(Data excerpts)
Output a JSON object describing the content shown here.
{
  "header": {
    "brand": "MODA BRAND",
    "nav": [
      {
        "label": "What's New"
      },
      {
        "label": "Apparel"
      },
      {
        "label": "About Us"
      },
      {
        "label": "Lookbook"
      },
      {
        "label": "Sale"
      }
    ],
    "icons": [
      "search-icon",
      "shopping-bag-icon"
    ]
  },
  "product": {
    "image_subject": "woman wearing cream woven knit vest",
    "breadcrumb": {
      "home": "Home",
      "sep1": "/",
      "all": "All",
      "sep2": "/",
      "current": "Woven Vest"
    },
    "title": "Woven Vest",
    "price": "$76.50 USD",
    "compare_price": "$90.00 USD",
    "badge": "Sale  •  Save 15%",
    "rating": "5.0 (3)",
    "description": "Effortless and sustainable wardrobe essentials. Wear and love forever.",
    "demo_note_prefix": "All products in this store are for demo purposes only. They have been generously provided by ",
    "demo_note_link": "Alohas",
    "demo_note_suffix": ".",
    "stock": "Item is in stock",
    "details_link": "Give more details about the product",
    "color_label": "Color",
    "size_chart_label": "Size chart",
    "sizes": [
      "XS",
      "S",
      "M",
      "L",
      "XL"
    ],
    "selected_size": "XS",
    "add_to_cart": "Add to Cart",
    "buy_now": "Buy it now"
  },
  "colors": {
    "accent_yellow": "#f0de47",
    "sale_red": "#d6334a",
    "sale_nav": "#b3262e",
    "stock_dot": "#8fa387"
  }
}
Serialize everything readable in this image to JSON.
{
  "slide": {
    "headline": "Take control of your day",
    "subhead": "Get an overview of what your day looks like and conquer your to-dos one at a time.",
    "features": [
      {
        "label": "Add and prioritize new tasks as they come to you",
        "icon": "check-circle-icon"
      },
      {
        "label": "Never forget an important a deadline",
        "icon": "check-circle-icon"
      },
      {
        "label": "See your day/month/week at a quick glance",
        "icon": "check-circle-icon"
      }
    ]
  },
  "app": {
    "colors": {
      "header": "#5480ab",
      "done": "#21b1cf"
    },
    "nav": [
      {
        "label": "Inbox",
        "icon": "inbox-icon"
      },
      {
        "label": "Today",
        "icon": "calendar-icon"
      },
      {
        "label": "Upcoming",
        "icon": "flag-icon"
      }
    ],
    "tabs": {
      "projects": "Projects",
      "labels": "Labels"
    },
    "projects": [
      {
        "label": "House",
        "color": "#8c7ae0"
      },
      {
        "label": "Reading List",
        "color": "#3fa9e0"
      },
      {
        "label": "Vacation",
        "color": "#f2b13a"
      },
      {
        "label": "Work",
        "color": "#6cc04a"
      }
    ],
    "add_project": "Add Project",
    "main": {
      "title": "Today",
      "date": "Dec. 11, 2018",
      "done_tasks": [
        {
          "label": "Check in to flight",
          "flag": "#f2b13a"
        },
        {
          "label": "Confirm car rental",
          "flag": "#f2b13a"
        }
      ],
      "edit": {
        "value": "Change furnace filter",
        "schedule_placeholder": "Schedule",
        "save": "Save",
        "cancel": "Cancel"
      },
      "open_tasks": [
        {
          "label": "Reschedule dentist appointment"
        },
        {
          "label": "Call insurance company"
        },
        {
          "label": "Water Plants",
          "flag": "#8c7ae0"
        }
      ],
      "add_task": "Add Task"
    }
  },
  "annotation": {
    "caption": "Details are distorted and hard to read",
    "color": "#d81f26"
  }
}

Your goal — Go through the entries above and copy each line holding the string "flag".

Answer for the task —
        "icon": "flag-icon"
          "flag": "#f2b13a"
          "flag": "#f2b13a"
          "flag": "#8c7ae0"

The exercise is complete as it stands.